Have a zero waste kit ready to take with you when you leave the house, to help you refuse plastics and disposables that may find you unexpectedly. Some things you might want to include in your kit:
- A glass or stainless steel water bottle to hydrate on the go without relying on plastic bottled water
- A reusable coffee cup in case you get a caffeine craving - mine is made of silicon and bamboo fiber
- A glass or metal food container, should you have leftovers at lunch you don’t want to waste and don’t want packed in a disposable box
- Wooden or metal cutlery and a napkin, so you can refuse plastic cutlery and paper napkins in dining situations
- Cloth bags for any purchases you may make, grocery or otherwise
3. Start thinking about where your food comes from.
Reducing our impact on the environment doesn’t stop at refusing disposable items. There are other threats to the health of our planet as well. For example, standard animal agriculture requires a staggering amount of water, and at a time when much of the world is literally running out of water, this contributes to the problem. Consider the environmental cost of the food you eat, and think about cutting down on how much meat and animal products you consume, or obtaining meat and animal products only from regenerative farmers (i.e. the ones you meet at the farmer’s market).
4. Realize that marketing’s sole goal is to get you to buy stuff.
Billions of products are produced around the world every day, and each of them has an environmental cost, requiring precious resources and water to manufacture. Only 1% of products purchased in the US are still in use 6 months after their purchase date. This tells us that most of the stuff we buy is getting tossed within a year. If we’re throwing it away so quickly, do we actually need it?

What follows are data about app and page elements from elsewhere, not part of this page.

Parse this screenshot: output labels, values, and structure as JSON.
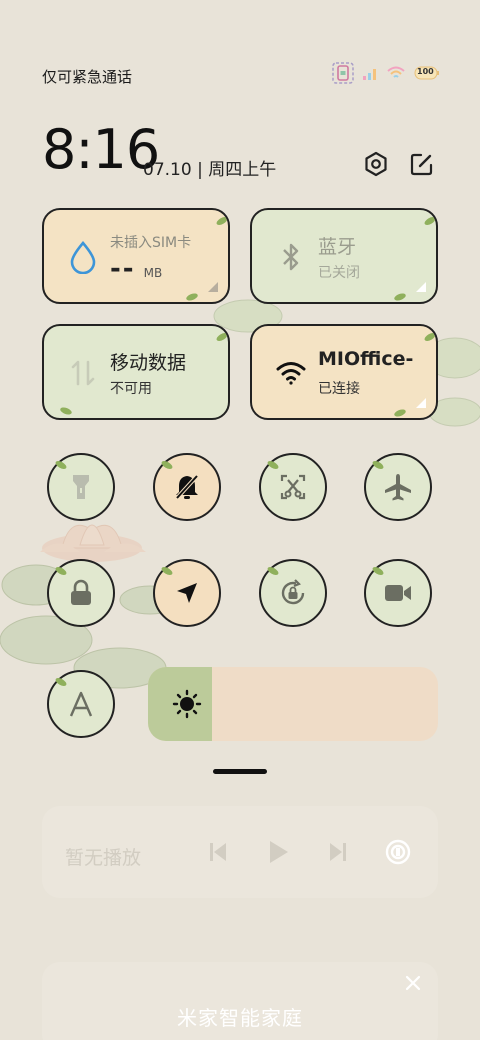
{
  "status_bar": {
    "carrier_text": "仅可紧急通话",
    "battery": "100"
  },
  "header": {
    "time": "8:16",
    "date": "07.10 | 周四上午"
  },
  "tiles": {
    "data_usage": {
      "title": "未插入SIM卡",
      "value": "--",
      "unit": "MB"
    },
    "bluetooth": {
      "title": "蓝牙",
      "status": "已关闭"
    },
    "mobile_data": {
      "title": "移动数据",
      "status": "不可用"
    },
    "wifi": {
      "title": "MIOffice-",
      "status": "已连接"
    }
  },
  "toggles": [
    {
      "name": "flashlight",
      "state": "off"
    },
    {
      "name": "mute",
      "state": "on"
    },
    {
      "name": "screenshot",
      "state": "off"
    },
    {
      "name": "airplane",
      "state": "off"
    },
    {
      "name": "lock",
      "state": "off"
    },
    {
      "name": "location",
      "state": "on"
    },
    {
      "name": "auto-rotate",
      "state": "off"
    },
    {
      "name": "screen-record",
      "state": "off"
    },
    {
      "name": "auto-brightness",
      "state": "off"
    }
  ],
  "brightness": {
    "level": 0.22
  },
  "media": {
    "title": "暂无播放"
  },
  "smart_home": {
    "title": "米家智能家庭"
  },
  "colors": {
    "background": "#e8e3d8",
    "tile_peach": "#f4e3c4",
    "tile_green": "#e1e8cf",
    "slider_fill": "#bccb9a",
    "slider_track": "#efdcc7"
  }
}
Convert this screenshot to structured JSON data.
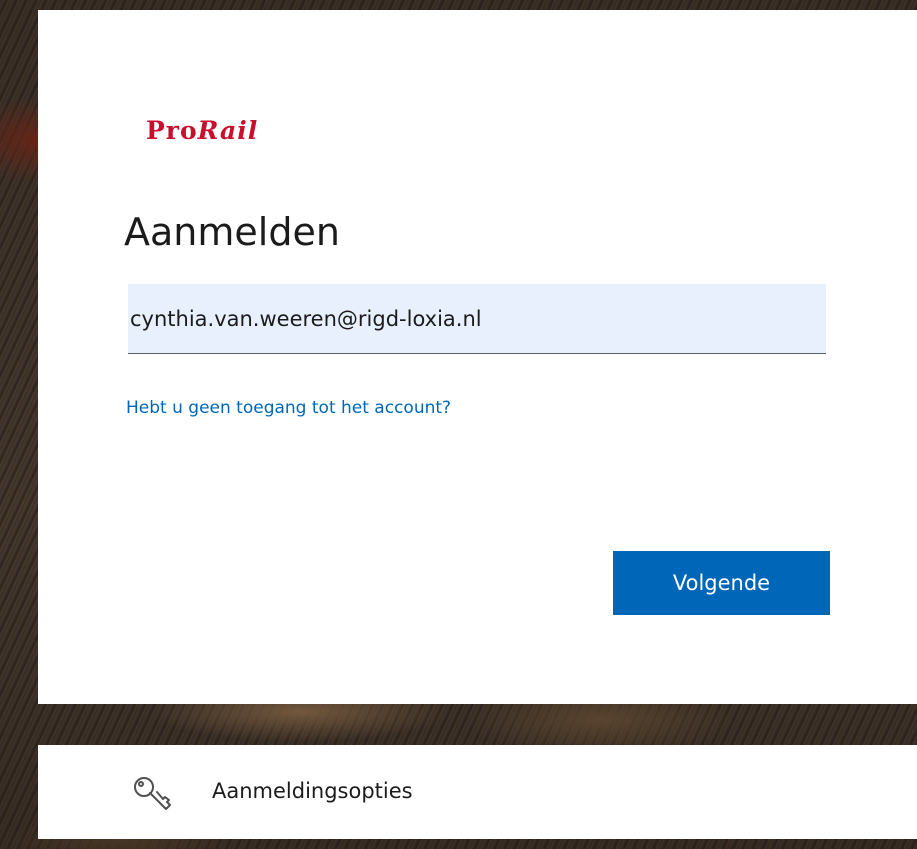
{
  "brand": {
    "logo_prefix": "Pro",
    "logo_suffix": "Rail",
    "logo_color": "#c8102e"
  },
  "signin": {
    "title": "Aanmelden",
    "email_value": "cynthia.van.weeren@rigd-loxia.nl",
    "help_link": "Hebt u geen toegang tot het account?",
    "next_button": "Volgende"
  },
  "options": {
    "label": "Aanmeldingsopties",
    "icon": "key-icon"
  },
  "colors": {
    "accent": "#0067b8",
    "input_autofill_bg": "#e8f0fe"
  }
}
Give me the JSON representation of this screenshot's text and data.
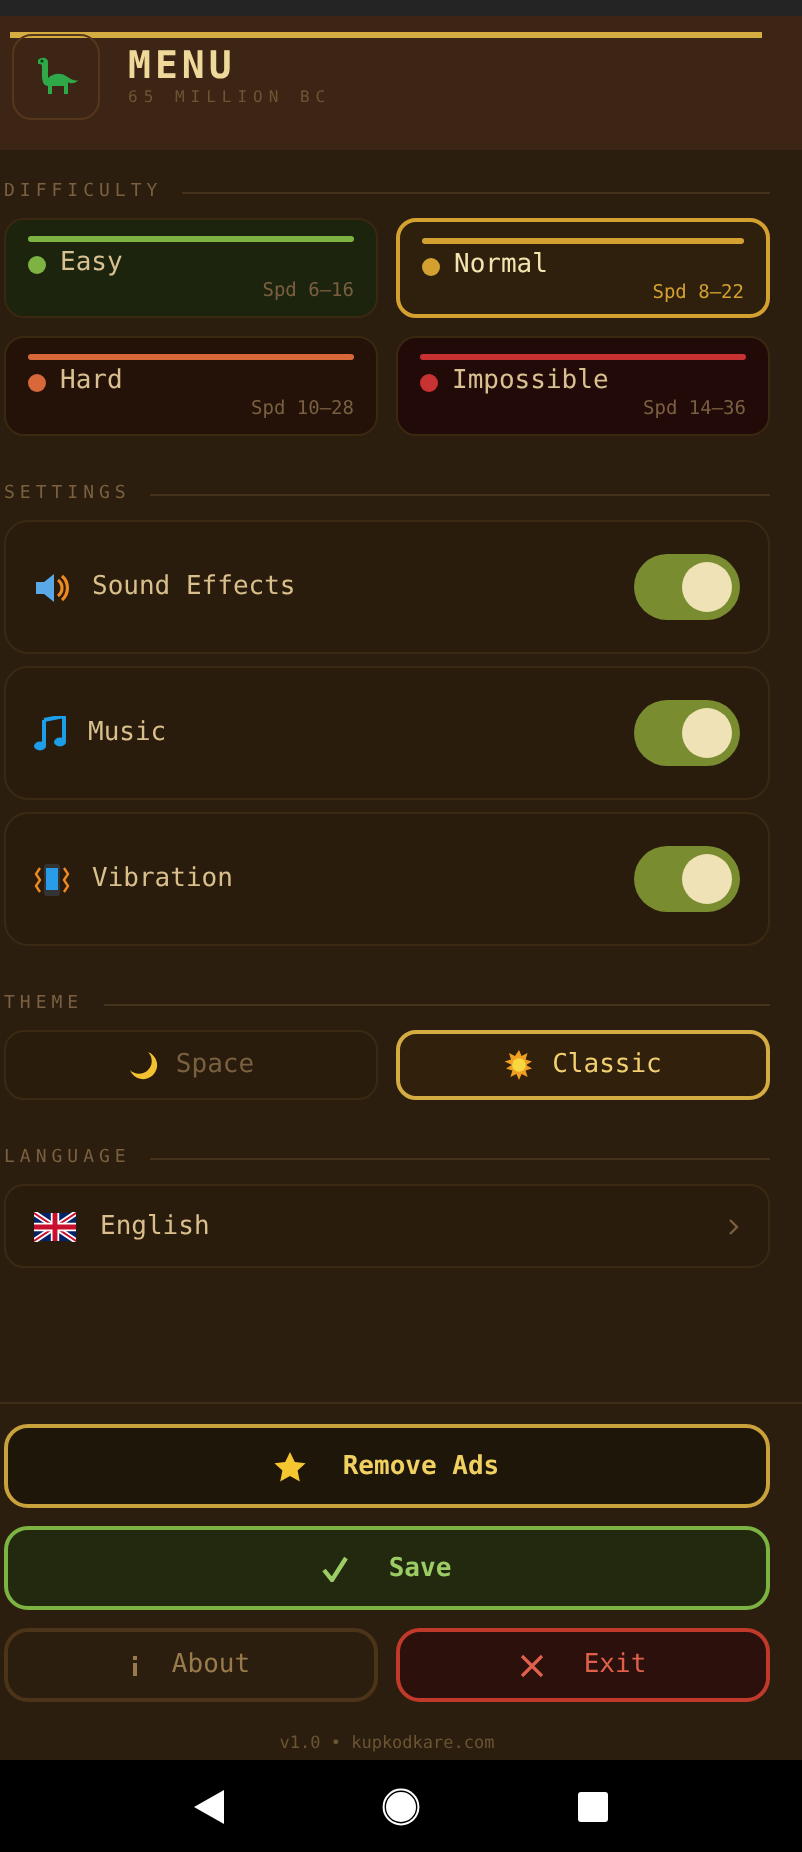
{
  "header": {
    "title": "MENU",
    "subtitle": "65 MILLION BC"
  },
  "difficulty": {
    "label": "DIFFICULTY",
    "levels": [
      {
        "name": "Easy",
        "speed": "Spd 6–16",
        "color": "#7cb342",
        "selected": false
      },
      {
        "name": "Normal",
        "speed": "Spd 8–22",
        "color": "#d4a030",
        "selected": true
      },
      {
        "name": "Hard",
        "speed": "Spd 10–28",
        "color": "#d8683a",
        "selected": false
      },
      {
        "name": "Impossible",
        "speed": "Spd 14–36",
        "color": "#c83232",
        "selected": false
      }
    ]
  },
  "settings": {
    "label": "SETTINGS",
    "items": [
      {
        "label": "Sound Effects",
        "on": true
      },
      {
        "label": "Music",
        "on": true
      },
      {
        "label": "Vibration",
        "on": true
      }
    ]
  },
  "theme": {
    "label": "THEME",
    "options": [
      {
        "label": "Space",
        "selected": false
      },
      {
        "label": "Classic",
        "selected": true
      }
    ]
  },
  "language": {
    "label": "LANGUAGE",
    "value": "English"
  },
  "actions": [
    {
      "kind": "premium",
      "label": "Remove Ads"
    },
    {
      "kind": "confirm",
      "label": "Save"
    }
  ],
  "secondary_actions": [
    {
      "kind": "info",
      "label": "About"
    },
    {
      "kind": "danger",
      "label": "Exit"
    }
  ],
  "footer": "v1.0 • kupkodkare.com"
}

Only 1% of products purchased in the U.S. are still in use 6 months after their purchase date.
When faced with a purchase decision, it’s important to remember that the sole purpose of marketing, packaging, advertising, glossy photo spreads, etc., is to get you to buy things. That’s it. It’s not to make your life better, to make you healthier, more beautiful, or more fulfilled. It’s to get you to spend your money, and to keep you hungry to come back and spend more money when inevitably the product you buy turns out not to fill the void in your life it promised it would.
When you realize that the system is set up to keep you hooked and constantly coming back for more, it becomes easier to say no, and to tell the difference between what you really need, and what’s just an impulse purchase, a rush of adrenaline, that will lose its luster within 6 months.

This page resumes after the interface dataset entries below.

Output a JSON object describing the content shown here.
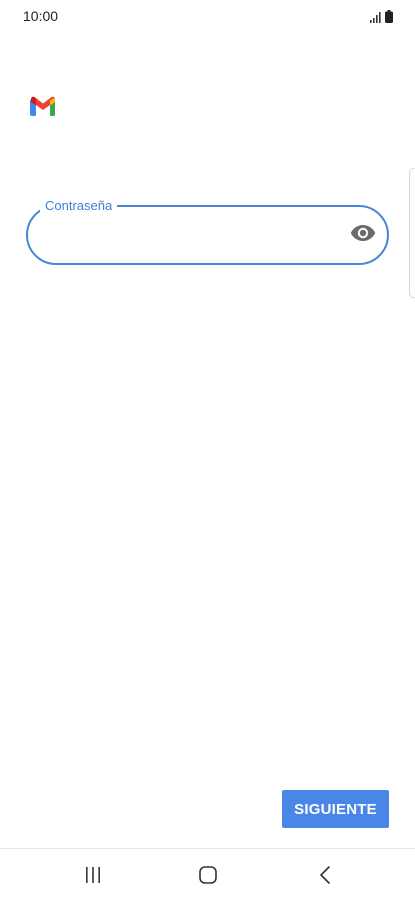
{
  "status_bar": {
    "time": "10:00",
    "icons": [
      "signal-icon",
      "battery-icon"
    ]
  },
  "app": {
    "logo": "gmail-logo-icon"
  },
  "password_field": {
    "label": "Contraseña",
    "value": "",
    "icon": "eye-icon"
  },
  "actions": {
    "next_label": "SIGUIENTE"
  },
  "nav_bar": {
    "icons": [
      "recents-icon",
      "home-icon",
      "back-icon"
    ]
  },
  "colors": {
    "accent": "#4a86e8",
    "field_border": "#4a86d8",
    "label": "#3f7ed8",
    "icon_gray": "#6b6b6b"
  }
}
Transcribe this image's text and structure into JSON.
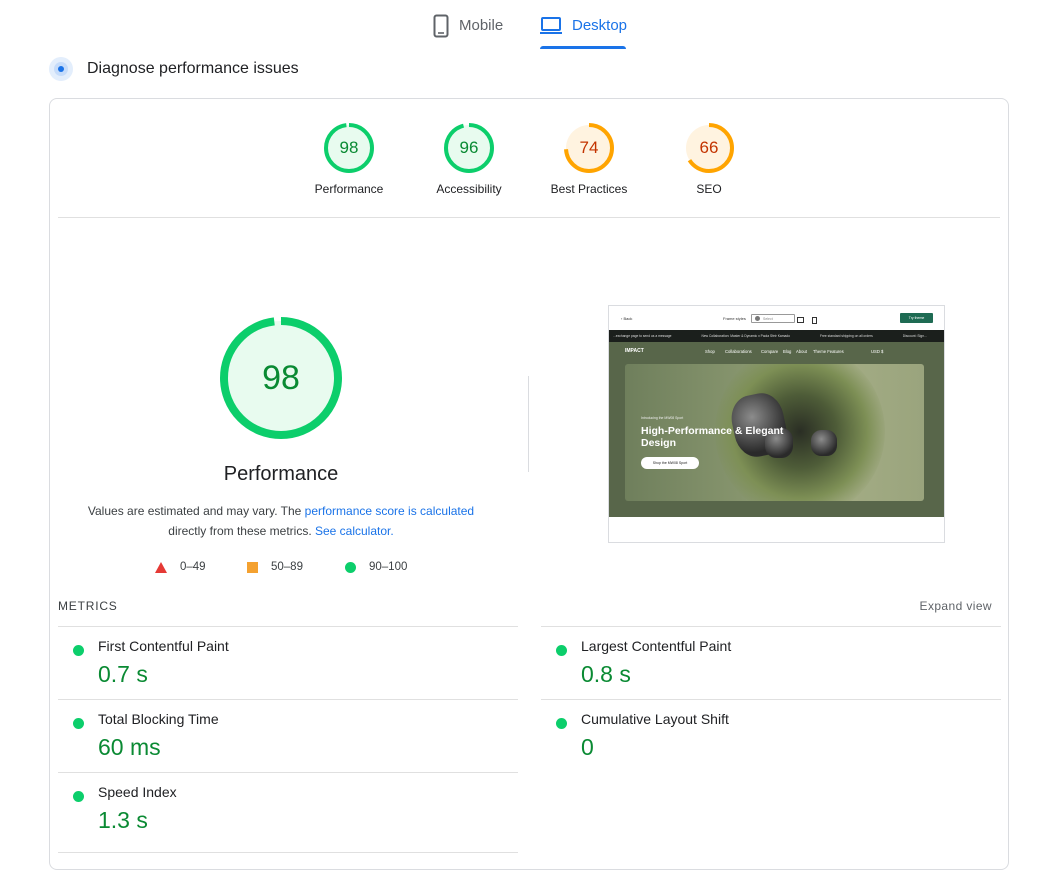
{
  "tabs": {
    "mobile": "Mobile",
    "desktop": "Desktop",
    "active": "desktop"
  },
  "diagnose": {
    "title": "Diagnose performance issues"
  },
  "categories": [
    {
      "label": "Performance",
      "score": "98",
      "rating": "pass",
      "fraction": 0.98
    },
    {
      "label": "Accessibility",
      "score": "96",
      "rating": "pass",
      "fraction": 0.96
    },
    {
      "label": "Best Practices",
      "score": "74",
      "rating": "average",
      "fraction": 0.74
    },
    {
      "label": "SEO",
      "score": "66",
      "rating": "average",
      "fraction": 0.66
    }
  ],
  "performance": {
    "score": "98",
    "fraction": 0.98,
    "title": "Performance",
    "desc_1": "Values are estimated and may vary. The ",
    "desc_link_1": "performance score is calculated",
    "desc_2": "directly from these metrics. ",
    "desc_link_2": "See calculator."
  },
  "legend": {
    "fail": "0–49",
    "average": "50–89",
    "pass": "90–100"
  },
  "screenshot": {
    "back": "‹  Back",
    "frame_label": "Frame styles",
    "select": "Select",
    "cta": "Try theme",
    "announcements": [
      "...exchange page to send us a message",
      "New Collaboration: Master & Dynamic x Paola Sfeir Kamado",
      "Free standard shipping on all orders",
      "Discount: Sign..."
    ],
    "logo": "IMPACT",
    "nav": [
      "Shop",
      "Collaborations",
      "Compare",
      "Blog",
      "About",
      "Theme Features"
    ],
    "currency": "USD $",
    "eyebrow": "Introducing the MW08 Sport",
    "headline_1": "High-Performance & Elegant",
    "headline_2": "Design",
    "button": "Shop the MW08 Sport"
  },
  "metrics": {
    "title": "METRICS",
    "expand": "Expand view",
    "items": [
      {
        "name": "First Contentful Paint",
        "value": "0.7 s"
      },
      {
        "name": "Largest Contentful Paint",
        "value": "0.8 s"
      },
      {
        "name": "Total Blocking Time",
        "value": "60 ms"
      },
      {
        "name": "Cumulative Layout Shift",
        "value": "0"
      },
      {
        "name": "Speed Index",
        "value": "1.3 s"
      }
    ]
  },
  "colors": {
    "pass": "#0cce6b",
    "pass_text": "#0a8a33",
    "pass_bg": "#e8fbef",
    "average": "#ffa400",
    "average_text": "#c33300",
    "average_bg": "#fff3e0",
    "fail": "#e53935",
    "accent": "#1a73e8"
  }
}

I’m not saying that you shouldn’t ever buy things; it’s important to make room in your life for things that bring you joy. But it’s worth stopping to consider whether a potential purpose either a) is truly necessary or b) will bring joy to your life. If it doesn’t fit one of those two criteria, it’s best to resist. You’ll be amazed at how much financial flexibility comes from saying “no” more often than you say “yes”.
5. Tune in to the important things.
Why do we feel that we need to buy things all the time in order to feel fulfilled? Sometimes, we don’t realize we’re already surrounded by people and places that give us joy and fulfillment.
Take some time to put down your phone and check in with the people in your life. Get together with a friend and have a long talk, and do your best not to talk about yourself. Instead, engage with your friend and ask questions. Most of the time, when we’re having a conversation with someone, we are just biding our time waiting for our turn to speak; we can learn a lot from the people in our lives if we make a point to listen instead of talk. We all have friends who are interesting and creative in unique ways. Learn more about their craft and what inspires them.
Spend some time exploring your neighborhood. Hang out in the park on Saturday morning instead of watching Netflix in bed (even though Netflix in bed has it’s place in the world). Take a train or a road trip with friends to a nearby town or wilderness area and just explore. Get outside and use your body - go for a run or cycle to work. Keep your eyes and ears open and see what you notice.
When we are fulfilled by people and experiences, we don’t need to continuously buy things in order to feel complete. Let’s aim to be rich in memories, instead of rich in stuff.